Call: (02) 9357 2058
Chips Mackinolty, La ricchizza di la terra/La ricchezza della terra/The wealth of the land
The exhibition, La ricchizza di la terra/La ricchezza della terra/The wealth of the land is based on a year in Palermo, and looks at the produce, and the people and language, of the old markets here. It is very much about things so important in Italian cooking: local produce, seasonally available.

In developing this body of work, I have become acutely aware of the ways in which language has both shaped and reflected changes in food availability over thousands of years. “New” foods have become available over those millennia: carried on the back of trade and conquest from other parts of Italy and Europe; from the middle and far east; and from Africa and south America. These foods have slowly become part of local cultures and language. It is part of the human story but one which today, in this age of globalisation, may threaten our existence.

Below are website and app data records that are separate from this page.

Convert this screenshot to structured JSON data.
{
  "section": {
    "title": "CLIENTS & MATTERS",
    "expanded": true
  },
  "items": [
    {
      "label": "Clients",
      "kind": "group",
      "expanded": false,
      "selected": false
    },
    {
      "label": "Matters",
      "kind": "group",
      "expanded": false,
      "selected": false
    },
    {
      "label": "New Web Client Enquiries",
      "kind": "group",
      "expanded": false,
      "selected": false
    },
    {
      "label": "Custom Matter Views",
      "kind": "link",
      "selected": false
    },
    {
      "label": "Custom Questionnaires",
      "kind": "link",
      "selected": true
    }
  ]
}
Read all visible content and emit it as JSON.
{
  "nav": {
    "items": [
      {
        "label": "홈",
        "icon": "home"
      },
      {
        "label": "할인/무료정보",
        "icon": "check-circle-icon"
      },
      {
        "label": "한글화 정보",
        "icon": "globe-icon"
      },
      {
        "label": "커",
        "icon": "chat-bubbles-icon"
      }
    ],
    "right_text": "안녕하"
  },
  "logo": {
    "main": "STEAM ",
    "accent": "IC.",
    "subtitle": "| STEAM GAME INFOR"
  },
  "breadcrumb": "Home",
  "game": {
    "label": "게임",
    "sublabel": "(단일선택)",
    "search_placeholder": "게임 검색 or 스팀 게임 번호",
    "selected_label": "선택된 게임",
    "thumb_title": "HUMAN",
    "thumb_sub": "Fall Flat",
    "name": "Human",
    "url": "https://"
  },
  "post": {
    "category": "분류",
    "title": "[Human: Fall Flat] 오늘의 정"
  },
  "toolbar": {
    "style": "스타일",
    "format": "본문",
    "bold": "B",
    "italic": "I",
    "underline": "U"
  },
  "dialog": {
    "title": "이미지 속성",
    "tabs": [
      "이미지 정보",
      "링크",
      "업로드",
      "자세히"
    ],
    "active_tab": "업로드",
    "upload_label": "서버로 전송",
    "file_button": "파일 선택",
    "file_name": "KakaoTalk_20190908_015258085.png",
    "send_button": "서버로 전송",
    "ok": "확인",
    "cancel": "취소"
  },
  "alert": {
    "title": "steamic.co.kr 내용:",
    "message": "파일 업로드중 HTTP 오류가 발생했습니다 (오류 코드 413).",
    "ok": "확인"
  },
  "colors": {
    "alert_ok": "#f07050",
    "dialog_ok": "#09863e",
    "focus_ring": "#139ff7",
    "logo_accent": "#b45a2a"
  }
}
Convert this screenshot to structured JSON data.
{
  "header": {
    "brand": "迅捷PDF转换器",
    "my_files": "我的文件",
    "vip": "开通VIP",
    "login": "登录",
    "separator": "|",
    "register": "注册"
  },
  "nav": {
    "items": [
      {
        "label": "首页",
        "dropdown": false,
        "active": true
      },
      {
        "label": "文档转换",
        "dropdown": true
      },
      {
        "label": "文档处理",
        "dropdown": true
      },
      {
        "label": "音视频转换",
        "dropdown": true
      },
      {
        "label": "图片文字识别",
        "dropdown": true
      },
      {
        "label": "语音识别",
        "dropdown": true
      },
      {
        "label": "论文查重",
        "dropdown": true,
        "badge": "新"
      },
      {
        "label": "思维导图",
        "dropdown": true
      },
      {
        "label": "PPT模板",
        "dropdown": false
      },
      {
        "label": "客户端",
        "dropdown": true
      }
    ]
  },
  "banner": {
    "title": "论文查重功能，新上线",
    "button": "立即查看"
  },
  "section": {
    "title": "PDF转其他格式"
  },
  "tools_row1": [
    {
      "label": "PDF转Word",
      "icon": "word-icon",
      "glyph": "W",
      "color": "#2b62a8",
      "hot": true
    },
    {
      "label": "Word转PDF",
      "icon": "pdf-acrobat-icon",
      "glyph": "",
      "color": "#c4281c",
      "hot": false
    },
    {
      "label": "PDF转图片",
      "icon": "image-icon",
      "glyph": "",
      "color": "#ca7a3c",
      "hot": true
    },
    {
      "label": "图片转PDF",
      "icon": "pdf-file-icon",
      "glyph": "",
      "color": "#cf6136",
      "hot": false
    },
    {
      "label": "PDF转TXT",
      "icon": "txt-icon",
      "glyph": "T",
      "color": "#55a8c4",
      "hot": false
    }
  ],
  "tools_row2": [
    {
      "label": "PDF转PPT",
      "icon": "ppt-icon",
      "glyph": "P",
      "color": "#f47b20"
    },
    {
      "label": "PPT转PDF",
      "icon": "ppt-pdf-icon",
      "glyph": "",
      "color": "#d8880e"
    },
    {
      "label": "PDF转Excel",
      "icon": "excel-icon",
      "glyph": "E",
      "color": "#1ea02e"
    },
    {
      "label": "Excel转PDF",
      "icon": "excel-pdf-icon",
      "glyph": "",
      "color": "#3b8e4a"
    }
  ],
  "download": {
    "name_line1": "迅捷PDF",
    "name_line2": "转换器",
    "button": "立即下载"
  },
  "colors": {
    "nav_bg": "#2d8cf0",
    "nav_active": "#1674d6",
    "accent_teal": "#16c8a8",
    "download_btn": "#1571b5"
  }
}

Working with Palermitano dialect—as well as Italian—has made sense from the beginning. But translator Francesco Pusateri, through his many commentaries to me, has heightened the tragedy of loss that sees the existence of local food varieties withering alongside the cultural loss of local language: they are inexorably linked.

And we are the poorer for it. All of us.

Chips Mackinolty: Artist, graphic designer and writer based, with the occasional piece of radio and music thrown in, from Darwin, the capital of the Northern Territory of Australia. Media: digital drawing and print.

Darwin/Palermo, February 2016
www.chipsmackinolty.com